BRIEF
Sort through the data and copy the lines holding the word "this".

Dataset rows describing interfaces
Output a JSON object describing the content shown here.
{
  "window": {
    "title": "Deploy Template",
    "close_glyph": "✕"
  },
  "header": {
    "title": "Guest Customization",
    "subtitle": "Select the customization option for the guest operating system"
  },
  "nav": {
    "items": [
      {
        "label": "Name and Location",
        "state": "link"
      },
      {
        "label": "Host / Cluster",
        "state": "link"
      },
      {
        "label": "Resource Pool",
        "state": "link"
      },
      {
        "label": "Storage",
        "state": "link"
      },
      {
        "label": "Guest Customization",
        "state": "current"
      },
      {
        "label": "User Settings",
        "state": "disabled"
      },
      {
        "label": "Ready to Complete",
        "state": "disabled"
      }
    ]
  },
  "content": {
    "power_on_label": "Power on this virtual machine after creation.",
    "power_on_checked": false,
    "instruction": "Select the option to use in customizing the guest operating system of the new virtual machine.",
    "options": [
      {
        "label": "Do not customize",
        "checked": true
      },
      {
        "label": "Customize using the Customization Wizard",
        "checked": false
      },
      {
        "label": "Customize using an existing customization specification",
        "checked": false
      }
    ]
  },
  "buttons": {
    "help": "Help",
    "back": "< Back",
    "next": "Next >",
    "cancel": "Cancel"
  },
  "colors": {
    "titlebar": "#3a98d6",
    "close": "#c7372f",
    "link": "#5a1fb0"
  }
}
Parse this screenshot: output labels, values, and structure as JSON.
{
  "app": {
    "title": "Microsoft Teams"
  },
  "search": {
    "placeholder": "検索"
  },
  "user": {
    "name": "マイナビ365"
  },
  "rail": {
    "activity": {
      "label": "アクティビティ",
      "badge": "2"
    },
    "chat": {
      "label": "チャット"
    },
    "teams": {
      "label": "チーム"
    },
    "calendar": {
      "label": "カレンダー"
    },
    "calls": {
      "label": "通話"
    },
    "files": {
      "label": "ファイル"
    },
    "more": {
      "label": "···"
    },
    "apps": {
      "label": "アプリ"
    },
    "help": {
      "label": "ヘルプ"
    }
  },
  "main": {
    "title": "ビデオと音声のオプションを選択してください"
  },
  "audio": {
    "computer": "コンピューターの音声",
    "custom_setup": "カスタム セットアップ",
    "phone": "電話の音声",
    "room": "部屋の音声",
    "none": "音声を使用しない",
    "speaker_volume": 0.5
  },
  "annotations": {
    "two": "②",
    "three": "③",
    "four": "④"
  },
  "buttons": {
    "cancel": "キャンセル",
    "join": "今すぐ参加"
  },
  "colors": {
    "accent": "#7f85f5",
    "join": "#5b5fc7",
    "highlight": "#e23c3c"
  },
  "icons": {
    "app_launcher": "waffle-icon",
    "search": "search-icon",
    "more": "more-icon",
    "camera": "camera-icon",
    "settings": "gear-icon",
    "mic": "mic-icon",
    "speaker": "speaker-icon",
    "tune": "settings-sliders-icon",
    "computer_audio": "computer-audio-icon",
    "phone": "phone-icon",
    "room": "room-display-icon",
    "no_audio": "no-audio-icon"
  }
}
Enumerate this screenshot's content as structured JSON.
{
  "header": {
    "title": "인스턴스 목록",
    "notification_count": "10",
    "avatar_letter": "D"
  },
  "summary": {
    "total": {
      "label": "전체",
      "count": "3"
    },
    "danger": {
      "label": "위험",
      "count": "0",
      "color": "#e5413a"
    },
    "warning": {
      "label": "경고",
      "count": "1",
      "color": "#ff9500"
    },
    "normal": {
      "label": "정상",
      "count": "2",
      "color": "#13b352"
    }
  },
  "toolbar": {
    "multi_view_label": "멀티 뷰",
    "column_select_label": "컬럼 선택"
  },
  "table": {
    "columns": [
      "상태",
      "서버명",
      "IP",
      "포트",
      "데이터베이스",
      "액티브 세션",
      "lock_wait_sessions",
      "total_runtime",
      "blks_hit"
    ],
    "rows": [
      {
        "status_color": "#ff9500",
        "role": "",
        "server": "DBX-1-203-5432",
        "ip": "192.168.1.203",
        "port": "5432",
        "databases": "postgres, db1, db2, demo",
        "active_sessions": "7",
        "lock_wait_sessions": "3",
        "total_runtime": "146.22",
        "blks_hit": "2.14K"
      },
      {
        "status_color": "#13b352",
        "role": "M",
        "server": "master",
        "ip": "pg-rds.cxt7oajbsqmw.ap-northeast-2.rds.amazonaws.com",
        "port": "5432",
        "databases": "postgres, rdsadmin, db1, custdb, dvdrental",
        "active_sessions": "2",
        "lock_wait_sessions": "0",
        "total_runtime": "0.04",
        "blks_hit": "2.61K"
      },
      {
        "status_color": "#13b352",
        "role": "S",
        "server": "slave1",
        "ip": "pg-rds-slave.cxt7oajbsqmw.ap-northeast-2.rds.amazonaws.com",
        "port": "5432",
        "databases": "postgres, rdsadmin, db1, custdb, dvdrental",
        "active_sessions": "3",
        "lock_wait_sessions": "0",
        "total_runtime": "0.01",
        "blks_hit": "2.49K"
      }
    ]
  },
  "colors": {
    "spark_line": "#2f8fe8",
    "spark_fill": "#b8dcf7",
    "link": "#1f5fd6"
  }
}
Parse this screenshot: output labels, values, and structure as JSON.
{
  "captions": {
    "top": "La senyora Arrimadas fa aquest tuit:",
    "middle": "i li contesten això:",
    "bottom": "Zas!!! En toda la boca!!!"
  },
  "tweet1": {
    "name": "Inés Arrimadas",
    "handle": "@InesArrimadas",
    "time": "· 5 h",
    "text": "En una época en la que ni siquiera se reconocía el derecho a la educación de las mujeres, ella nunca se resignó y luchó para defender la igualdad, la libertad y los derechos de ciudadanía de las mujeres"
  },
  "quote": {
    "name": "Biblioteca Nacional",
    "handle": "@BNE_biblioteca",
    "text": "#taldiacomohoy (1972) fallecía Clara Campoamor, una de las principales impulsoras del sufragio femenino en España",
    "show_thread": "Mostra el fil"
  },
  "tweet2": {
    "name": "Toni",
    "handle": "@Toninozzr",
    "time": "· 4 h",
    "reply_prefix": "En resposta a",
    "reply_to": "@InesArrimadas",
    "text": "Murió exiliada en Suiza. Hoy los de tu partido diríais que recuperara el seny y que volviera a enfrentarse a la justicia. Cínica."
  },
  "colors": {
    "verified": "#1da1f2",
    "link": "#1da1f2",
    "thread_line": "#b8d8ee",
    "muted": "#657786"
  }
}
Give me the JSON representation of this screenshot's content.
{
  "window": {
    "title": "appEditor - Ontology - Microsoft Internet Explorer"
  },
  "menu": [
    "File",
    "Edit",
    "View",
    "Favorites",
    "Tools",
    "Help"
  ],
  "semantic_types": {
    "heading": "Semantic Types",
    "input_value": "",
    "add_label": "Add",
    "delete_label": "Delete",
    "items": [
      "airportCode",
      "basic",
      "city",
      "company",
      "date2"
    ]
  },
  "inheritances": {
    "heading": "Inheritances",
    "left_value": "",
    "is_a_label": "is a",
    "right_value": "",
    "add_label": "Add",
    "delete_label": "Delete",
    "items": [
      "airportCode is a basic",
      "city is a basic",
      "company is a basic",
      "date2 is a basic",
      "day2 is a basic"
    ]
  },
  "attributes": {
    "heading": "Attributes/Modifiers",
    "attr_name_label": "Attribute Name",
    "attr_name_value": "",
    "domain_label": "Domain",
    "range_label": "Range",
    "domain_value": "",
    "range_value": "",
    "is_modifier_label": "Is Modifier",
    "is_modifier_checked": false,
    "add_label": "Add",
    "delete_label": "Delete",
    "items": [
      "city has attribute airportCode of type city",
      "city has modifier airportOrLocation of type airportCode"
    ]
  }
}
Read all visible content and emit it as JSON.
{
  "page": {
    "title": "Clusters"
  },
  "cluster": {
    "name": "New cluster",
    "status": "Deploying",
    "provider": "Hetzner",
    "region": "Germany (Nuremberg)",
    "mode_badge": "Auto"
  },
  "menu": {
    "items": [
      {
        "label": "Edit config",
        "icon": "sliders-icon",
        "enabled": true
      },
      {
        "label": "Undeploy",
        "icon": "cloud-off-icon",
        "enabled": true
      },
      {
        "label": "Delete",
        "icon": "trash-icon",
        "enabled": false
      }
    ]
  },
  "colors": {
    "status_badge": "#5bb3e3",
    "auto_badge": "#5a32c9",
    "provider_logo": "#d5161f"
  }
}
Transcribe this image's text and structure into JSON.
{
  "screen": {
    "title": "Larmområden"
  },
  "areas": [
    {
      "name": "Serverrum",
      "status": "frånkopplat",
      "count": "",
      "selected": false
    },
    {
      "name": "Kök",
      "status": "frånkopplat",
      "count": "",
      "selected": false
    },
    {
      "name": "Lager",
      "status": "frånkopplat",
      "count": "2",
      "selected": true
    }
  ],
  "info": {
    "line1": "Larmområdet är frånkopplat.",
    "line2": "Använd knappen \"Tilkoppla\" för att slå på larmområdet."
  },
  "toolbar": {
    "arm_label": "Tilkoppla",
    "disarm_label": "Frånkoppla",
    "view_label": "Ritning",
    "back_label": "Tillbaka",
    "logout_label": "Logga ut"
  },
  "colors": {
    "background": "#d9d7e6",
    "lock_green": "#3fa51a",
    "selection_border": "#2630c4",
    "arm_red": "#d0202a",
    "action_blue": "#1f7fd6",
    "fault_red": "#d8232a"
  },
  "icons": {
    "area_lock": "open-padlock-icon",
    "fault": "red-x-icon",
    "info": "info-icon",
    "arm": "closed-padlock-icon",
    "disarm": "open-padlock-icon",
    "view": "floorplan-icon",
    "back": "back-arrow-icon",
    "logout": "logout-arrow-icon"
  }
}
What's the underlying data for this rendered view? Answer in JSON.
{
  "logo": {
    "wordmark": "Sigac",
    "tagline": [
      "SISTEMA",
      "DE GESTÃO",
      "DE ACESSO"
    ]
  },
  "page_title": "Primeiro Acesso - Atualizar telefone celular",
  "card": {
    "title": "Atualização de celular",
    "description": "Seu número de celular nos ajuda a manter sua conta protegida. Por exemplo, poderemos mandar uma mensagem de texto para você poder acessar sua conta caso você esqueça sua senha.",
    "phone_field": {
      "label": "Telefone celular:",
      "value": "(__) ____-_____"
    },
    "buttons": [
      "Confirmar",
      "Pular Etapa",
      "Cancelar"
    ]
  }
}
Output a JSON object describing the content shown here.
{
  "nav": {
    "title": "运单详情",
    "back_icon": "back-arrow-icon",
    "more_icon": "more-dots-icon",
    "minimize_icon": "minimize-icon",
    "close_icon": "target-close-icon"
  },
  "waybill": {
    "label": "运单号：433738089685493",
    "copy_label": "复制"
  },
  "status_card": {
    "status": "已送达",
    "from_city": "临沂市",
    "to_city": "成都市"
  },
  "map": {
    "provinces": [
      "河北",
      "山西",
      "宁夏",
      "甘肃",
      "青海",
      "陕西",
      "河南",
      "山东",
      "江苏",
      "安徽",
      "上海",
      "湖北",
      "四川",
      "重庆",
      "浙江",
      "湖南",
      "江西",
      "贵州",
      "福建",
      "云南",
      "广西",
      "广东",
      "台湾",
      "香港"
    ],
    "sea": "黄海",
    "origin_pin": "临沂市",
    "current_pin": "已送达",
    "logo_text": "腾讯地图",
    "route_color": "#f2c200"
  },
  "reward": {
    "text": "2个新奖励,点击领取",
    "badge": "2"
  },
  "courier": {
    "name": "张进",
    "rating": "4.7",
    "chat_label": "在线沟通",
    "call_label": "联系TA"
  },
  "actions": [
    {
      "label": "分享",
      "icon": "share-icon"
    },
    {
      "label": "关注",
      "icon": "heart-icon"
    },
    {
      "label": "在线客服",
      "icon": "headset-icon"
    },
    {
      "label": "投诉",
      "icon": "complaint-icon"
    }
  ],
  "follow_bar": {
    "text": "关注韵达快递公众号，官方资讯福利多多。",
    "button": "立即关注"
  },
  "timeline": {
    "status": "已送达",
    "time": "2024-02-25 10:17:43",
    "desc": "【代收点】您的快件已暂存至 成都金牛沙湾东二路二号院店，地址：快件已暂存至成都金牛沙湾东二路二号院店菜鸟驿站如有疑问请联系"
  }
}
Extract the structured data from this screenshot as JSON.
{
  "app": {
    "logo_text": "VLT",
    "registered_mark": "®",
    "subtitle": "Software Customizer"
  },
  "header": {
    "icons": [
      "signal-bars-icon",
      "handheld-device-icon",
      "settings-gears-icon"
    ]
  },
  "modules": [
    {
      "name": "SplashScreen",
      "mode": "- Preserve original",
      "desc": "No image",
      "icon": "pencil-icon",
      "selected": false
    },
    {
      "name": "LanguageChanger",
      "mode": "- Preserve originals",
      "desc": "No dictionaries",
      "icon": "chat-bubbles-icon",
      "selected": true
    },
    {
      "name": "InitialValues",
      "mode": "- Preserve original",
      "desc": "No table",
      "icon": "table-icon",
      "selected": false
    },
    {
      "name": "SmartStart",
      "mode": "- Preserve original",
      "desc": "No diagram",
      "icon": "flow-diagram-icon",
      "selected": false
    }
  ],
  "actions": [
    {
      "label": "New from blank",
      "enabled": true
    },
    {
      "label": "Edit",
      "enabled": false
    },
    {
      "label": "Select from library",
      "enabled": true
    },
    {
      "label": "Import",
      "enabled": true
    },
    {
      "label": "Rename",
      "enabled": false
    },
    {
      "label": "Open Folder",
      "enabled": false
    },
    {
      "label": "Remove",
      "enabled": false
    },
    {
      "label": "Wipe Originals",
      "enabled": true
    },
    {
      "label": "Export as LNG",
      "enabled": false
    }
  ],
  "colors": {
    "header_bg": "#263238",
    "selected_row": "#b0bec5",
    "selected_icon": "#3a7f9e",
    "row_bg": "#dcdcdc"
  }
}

RESPONSE TO THE TASK
    "power_on_label": "Power on this virtual machine after creation.",
Parse this screenshot: output labels, values, and structure as JSON.
Enumerate this screenshot's content as structured JSON.
Parse this screenshot: output labels, values, and structure as JSON.
Give me the JSON representation of this screenshot's content.
Transcribe this image's text and structure into JSON.
What's the underlying data for this rendered view? Answer in JSON.
Extract the structured data from this screenshot as JSON.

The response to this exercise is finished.